01 December 2011
By Ted McLaughlin
Republican congressmen/women like to talk a lot about class warfare. Their talk is really code for keeping the rich in the advantageous position they have, and preventing any new laws that might distribute income and wealth more evenly throughout the population. After years of funneling the nation's riches into the pockets of the rich, the very idea of "economic justice" is anathema to them.
But the truth is that there is a class warfare going on, and it has been happening for the last thirty years -- a war directed by Republicans on behalf of the 1% and waged against American workers. It started with Reagan's initiation of trickle-down economics about 1980, and was kicked into high gear in the presidency of George W. Bush. Over that thirty year period the income of the 1% of richest Americans has increased by over 270%, while the wages of the bottom 80% of Americans has been stagnant (and has actually dropped in the power of what those wages will purchase).
Republicans now want to blame the recession for the economic hurt that is being felt by far too many Americans. And in a way, that is partially true. But the truth is that the recession (brought on by the Republican economic policies) just hastened a process that was already well under way before the recession hit in late 2007. A report by the Economic Policy Institute tells us that during the period between 2000 and 2007 (before the recession hit), the real median income of working-age households fell by $2,114. That's a drop of over $176 a month, and that is a drop in real dollars, not purchasing power.
But while the Republican policies were making the rich richer and lowering the wages of workers, perhaps the most insidious and tragic effect of these policies has been to swell the ranks of the poor. We now have more than 46 million people who depend on the government food stamp program to put food on the table, and more than 15% of the total United States population now lives below the poverty line.
President Johnson's War on Poverty had been reducing the number and percentage of people living in poverty in America since the 1960's. Poverty hadn't been wiped out, but the country was starting to get a handle on it. Now, thanks to the Republican economic policies, all of those gains have been wiped out and we are now once again at record levels of poverty in America.
And most tragic of all is the number of children who are being forced into poverty. Thanks to Republicans blocking job creation, denying extensions of unemployment benefits, and slashing the funding of many social programs, the number of children being thrown into poverty is reaching disastrous proportions. In just one year more than a million children were added to poverty rolls -- from 14.7 million children in 2009 to 15.7 million children in 2010.
This means that currently more than 20% (or one in every five) of all American children now live in poverty. In some states, like Texas, that rate is 25% (one in every four) or 1.8 million children -- and Texas is a state the Republicans hail as being the beneficiary of a Republican economic "miracle". The fact is that in Texas and in the nation the Republican policies may be good for the corporations and the rich, but they have been an economic disaster for everyone else.
The Republicans have driven the American economy into a deep ditch.

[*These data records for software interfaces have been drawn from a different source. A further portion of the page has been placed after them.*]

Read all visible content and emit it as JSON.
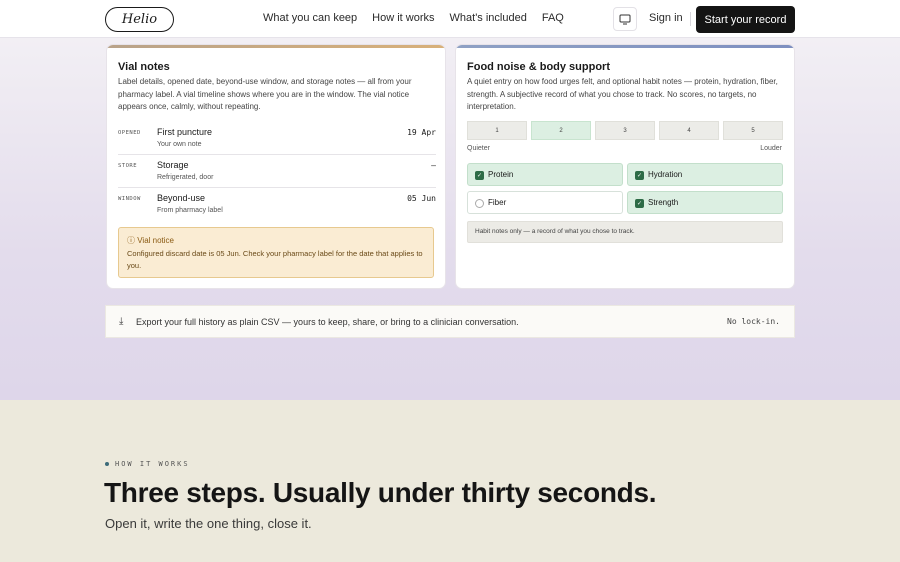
{
  "nav": {
    "logo": "Helio",
    "links": [
      "What you can keep",
      "How it works",
      "What's included",
      "FAQ"
    ],
    "sign_in": "Sign in",
    "cta": "Start your record"
  },
  "vial": {
    "title": "Vial notes",
    "description": "Label details, opened date, beyond-use window, and storage notes — all from your pharmacy label. A vial timeline shows where you are in the window. The vial notice appears once, calmly, without repeating.",
    "rows": [
      {
        "key": "OPENED",
        "title": "First puncture",
        "sub": "Your own note",
        "value": "19 Apr"
      },
      {
        "key": "STORE",
        "title": "Storage",
        "sub": "Refrigerated, door",
        "value": "—"
      },
      {
        "key": "WINDOW",
        "title": "Beyond-use",
        "sub": "From pharmacy label",
        "value": "05 Jun"
      }
    ],
    "notice": {
      "title": "ⓘ Vial notice",
      "body": "Configured discard date is 05 Jun. Check your pharmacy label for the date that applies to you."
    }
  },
  "food": {
    "title": "Food noise & body support",
    "description": "A quiet entry on how food urges felt, and optional habit notes — protein, hydration, fiber, strength. A subjective record of what you chose to track. No scores, no targets, no interpretation.",
    "scale": [
      "1",
      "2",
      "3",
      "4",
      "5"
    ],
    "scale_selected": "2",
    "scale_low": "Quieter",
    "scale_high": "Louder",
    "habits": [
      {
        "label": "Protein",
        "checked": true
      },
      {
        "label": "Hydration",
        "checked": true
      },
      {
        "label": "Fiber",
        "checked": false
      },
      {
        "label": "Strength",
        "checked": true
      }
    ],
    "habit_note": "Habit notes only — a record of what you chose to track."
  },
  "export": {
    "icon": "download-icon",
    "text": "Export your full history as plain CSV — yours to keep, share, or bring to a clinician conversation.",
    "right": "No lock-in."
  },
  "section": {
    "label": "HOW IT WORKS",
    "title": "Three steps. Usually under thirty seconds.",
    "subtitle": "Open it, write the one thing, close it."
  }
}
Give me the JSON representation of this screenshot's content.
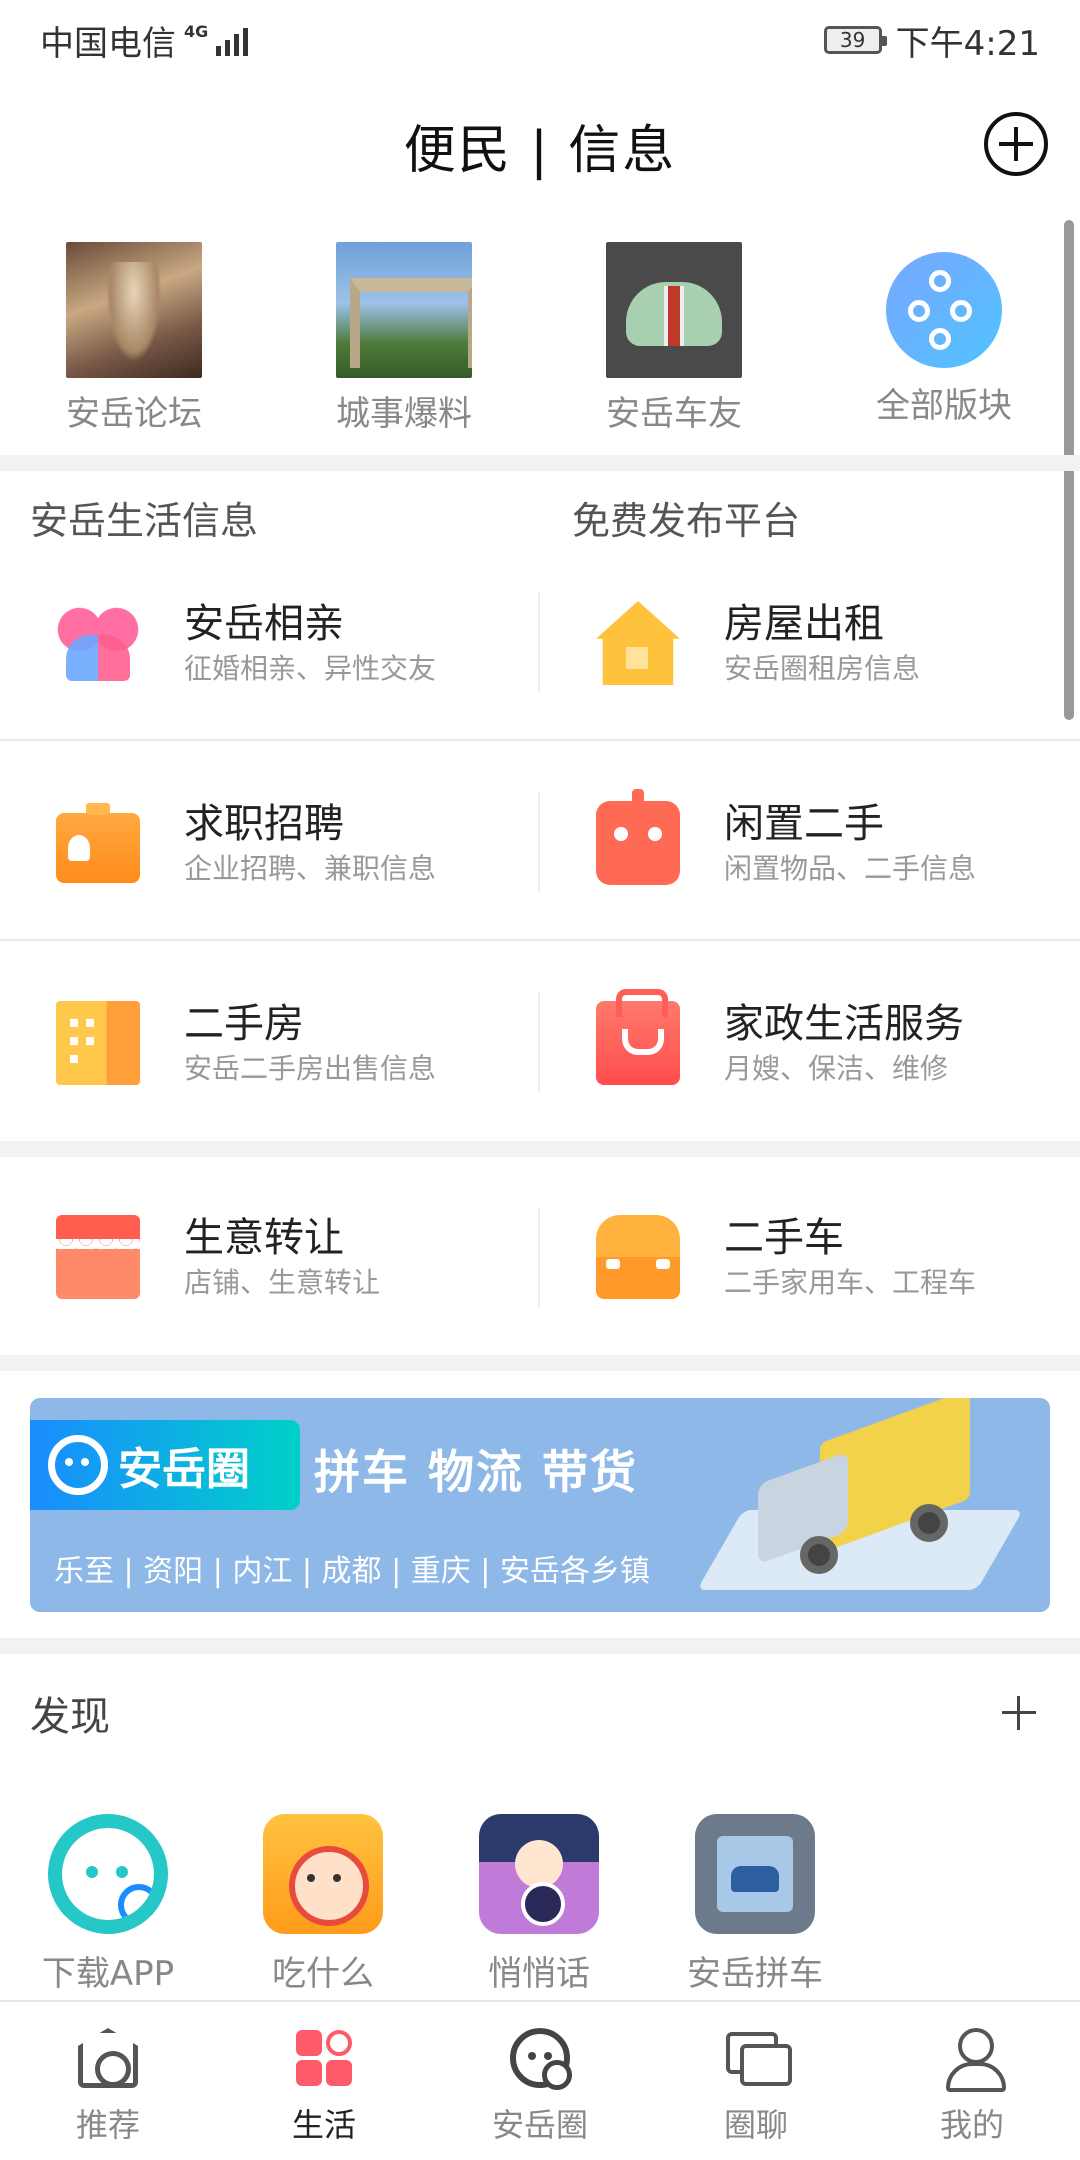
{
  "status_bar": {
    "carrier": "中国电信",
    "network": "4G",
    "battery": "39",
    "time": "下午4:21"
  },
  "header": {
    "title": "便民 | 信息",
    "add_icon": "plus-circle-icon"
  },
  "quick_links": [
    {
      "label": "安岳论坛",
      "icon": "forum-thumbnail"
    },
    {
      "label": "城事爆料",
      "icon": "city-news-thumbnail"
    },
    {
      "label": "安岳车友",
      "icon": "car-club-thumbnail"
    },
    {
      "label": "全部版块",
      "icon": "all-sections-icon"
    }
  ],
  "section": {
    "left_title": "安岳生活信息",
    "right_title": "免费发布平台"
  },
  "services": [
    {
      "title": "安岳相亲",
      "subtitle": "征婚相亲、异性交友",
      "icon": "dating-icon"
    },
    {
      "title": "房屋出租",
      "subtitle": "安岳圈租房信息",
      "icon": "house-icon"
    },
    {
      "title": "求职招聘",
      "subtitle": "企业招聘、兼职信息",
      "icon": "job-card-icon"
    },
    {
      "title": "闲置二手",
      "subtitle": "闲置物品、二手信息",
      "icon": "robot-icon"
    },
    {
      "title": "二手房",
      "subtitle": "安岳二手房出售信息",
      "icon": "building-icon"
    },
    {
      "title": "家政生活服务",
      "subtitle": "月嫂、保洁、维修",
      "icon": "bag-icon"
    },
    {
      "title": "生意转让",
      "subtitle": "店铺、生意转让",
      "icon": "shop-icon"
    },
    {
      "title": "二手车",
      "subtitle": "二手家用车、工程车",
      "icon": "car-icon"
    }
  ],
  "banner": {
    "logo_text": "安岳圈",
    "slogan": "拼车 物流 带货",
    "cities": "乐至 | 资阳 | 内江 | 成都 | 重庆 | 安岳各乡镇"
  },
  "discover": {
    "title": "发现",
    "apps": [
      {
        "label": "下载APP",
        "icon": "download-app-icon"
      },
      {
        "label": "吃什么",
        "icon": "what-to-eat-icon"
      },
      {
        "label": "悄悄话",
        "icon": "whisper-icon"
      },
      {
        "label": "安岳拼车",
        "icon": "carpool-icon"
      }
    ]
  },
  "tabs": [
    {
      "label": "推荐",
      "icon": "home-icon",
      "active": false
    },
    {
      "label": "生活",
      "icon": "life-grid-icon",
      "active": true
    },
    {
      "label": "安岳圈",
      "icon": "circle-logo-icon",
      "active": false
    },
    {
      "label": "圈聊",
      "icon": "chat-icon",
      "active": false
    },
    {
      "label": "我的",
      "icon": "profile-icon",
      "active": false
    }
  ],
  "colors": {
    "active_tab": "#ff5a6a",
    "banner_bg": "#8db8e8",
    "divider": "#f2f2f2"
  }
}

How much longer will we allow them to force our economy to stay in that ditch? Can we really afford to let them retain even a semblance of power?